▸ **Material to process**:
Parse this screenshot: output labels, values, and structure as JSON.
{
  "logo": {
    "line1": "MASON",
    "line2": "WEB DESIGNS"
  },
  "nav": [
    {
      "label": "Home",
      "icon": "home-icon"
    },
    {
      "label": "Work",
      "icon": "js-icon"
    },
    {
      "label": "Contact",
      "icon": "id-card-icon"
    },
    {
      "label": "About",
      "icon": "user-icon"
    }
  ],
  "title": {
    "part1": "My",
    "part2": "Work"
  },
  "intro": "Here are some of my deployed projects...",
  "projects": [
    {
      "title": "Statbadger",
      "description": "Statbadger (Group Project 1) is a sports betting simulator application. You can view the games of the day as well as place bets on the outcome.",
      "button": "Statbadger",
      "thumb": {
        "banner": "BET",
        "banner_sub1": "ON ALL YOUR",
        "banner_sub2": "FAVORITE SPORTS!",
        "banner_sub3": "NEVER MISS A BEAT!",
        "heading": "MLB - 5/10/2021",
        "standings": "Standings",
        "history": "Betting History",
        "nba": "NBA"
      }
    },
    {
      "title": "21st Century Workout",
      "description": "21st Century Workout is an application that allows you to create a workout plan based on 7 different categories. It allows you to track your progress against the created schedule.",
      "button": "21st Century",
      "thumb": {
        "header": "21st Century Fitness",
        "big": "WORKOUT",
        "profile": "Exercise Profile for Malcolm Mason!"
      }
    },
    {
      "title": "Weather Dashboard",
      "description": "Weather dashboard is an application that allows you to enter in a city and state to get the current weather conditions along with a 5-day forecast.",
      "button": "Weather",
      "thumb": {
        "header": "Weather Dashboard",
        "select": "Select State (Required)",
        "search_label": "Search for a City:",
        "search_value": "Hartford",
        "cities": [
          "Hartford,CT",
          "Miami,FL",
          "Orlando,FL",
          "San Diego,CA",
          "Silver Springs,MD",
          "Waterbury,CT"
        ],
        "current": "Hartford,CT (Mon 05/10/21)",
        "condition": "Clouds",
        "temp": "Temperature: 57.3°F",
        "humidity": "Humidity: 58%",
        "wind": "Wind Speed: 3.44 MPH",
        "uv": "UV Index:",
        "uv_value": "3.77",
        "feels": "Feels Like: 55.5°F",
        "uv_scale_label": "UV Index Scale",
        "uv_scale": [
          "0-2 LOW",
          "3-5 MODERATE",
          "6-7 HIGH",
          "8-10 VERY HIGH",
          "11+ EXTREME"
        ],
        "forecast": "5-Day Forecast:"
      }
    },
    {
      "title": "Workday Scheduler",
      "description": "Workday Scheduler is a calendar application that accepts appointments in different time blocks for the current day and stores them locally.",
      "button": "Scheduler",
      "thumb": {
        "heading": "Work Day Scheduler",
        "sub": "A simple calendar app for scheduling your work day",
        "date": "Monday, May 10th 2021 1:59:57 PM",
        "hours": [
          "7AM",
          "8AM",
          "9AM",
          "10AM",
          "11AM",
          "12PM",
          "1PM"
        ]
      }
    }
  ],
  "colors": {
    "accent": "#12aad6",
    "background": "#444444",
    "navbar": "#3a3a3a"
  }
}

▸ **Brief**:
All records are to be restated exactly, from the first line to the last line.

▸ **Response for this exercise**:
Parse this screenshot: output labels, values, and structure as JSON.
{
  "logo": {
    "line1": "MASON",
    "line2": "WEB DESIGNS"
  },
  "nav": [
    {
      "label": "Home",
      "icon": "home-icon"
    },
    {
      "label": "Work",
      "icon": "js-icon"
    },
    {
      "label": "Contact",
      "icon": "id-card-icon"
    },
    {
      "label": "About",
      "icon": "user-icon"
    }
  ],
  "title": {
    "part1": "My",
    "part2": "Work"
  },
  "intro": "Here are some of my deployed projects...",
  "projects": [
    {
      "title": "Statbadger",
      "description": "Statbadger (Group Project 1) is a sports betting simulator application. You can view the games of the day as well as place bets on the outcome.",
      "button": "Statbadger",
      "thumb": {
        "banner": "BET",
        "banner_sub1": "ON ALL YOUR",
        "banner_sub2": "FAVORITE SPORTS!",
        "banner_sub3": "NEVER MISS A BEAT!",
        "heading": "MLB - 5/10/2021",
        "standings": "Standings",
        "history": "Betting History",
        "nba": "NBA"
      }
    },
    {
      "title": "21st Century Workout",
      "description": "21st Century Workout is an application that allows you to create a workout plan based on 7 different categories. It allows you to track your progress against the created schedule.",
      "button": "21st Century",
      "thumb": {
        "header": "21st Century Fitness",
        "big": "WORKOUT",
        "profile": "Exercise Profile for Malcolm Mason!"
      }
    },
    {
      "title": "Weather Dashboard",
      "description": "Weather dashboard is an application that allows you to enter in a city and state to get the current weather conditions along with a 5-day forecast.",
      "button": "Weather",
      "thumb": {
        "header": "Weather Dashboard",
        "select": "Select State (Required)",
        "search_label": "Search for a City:",
        "search_value": "Hartford",
        "cities": [
          "Hartford,CT",
          "Miami,FL",
          "Orlando,FL",
          "San Diego,CA",
          "Silver Springs,MD",
          "Waterbury,CT"
        ],
        "current": "Hartford,CT (Mon 05/10/21)",
        "condition": "Clouds",
        "temp": "Temperature: 57.3°F",
        "humidity": "Humidity: 58%",
        "wind": "Wind Speed: 3.44 MPH",
        "uv": "UV Index:",
        "uv_value": "3.77",
        "feels": "Feels Like: 55.5°F",
        "uv_scale_label": "UV Index Scale",
        "uv_scale": [
          "0-2 LOW",
          "3-5 MODERATE",
          "6-7 HIGH",
          "8-10 VERY HIGH",
          "11+ EXTREME"
        ],
        "forecast": "5-Day Forecast:"
      }
    },
    {
      "title": "Workday Scheduler",
      "description": "Workday Scheduler is a calendar application that accepts appointments in different time blocks for the current day and stores them locally.",
      "button": "Scheduler",
      "thumb": {
        "heading": "Work Day Scheduler",
        "sub": "A simple calendar app for scheduling your work day",
        "date": "Monday, May 10th 2021 1:59:57 PM",
        "hours": [
          "7AM",
          "8AM",
          "9AM",
          "10AM",
          "11AM",
          "12PM",
          "1PM"
        ]
      }
    }
  ],
  "colors": {
    "accent": "#12aad6",
    "background": "#444444",
    "navbar": "#3a3a3a"
  }
}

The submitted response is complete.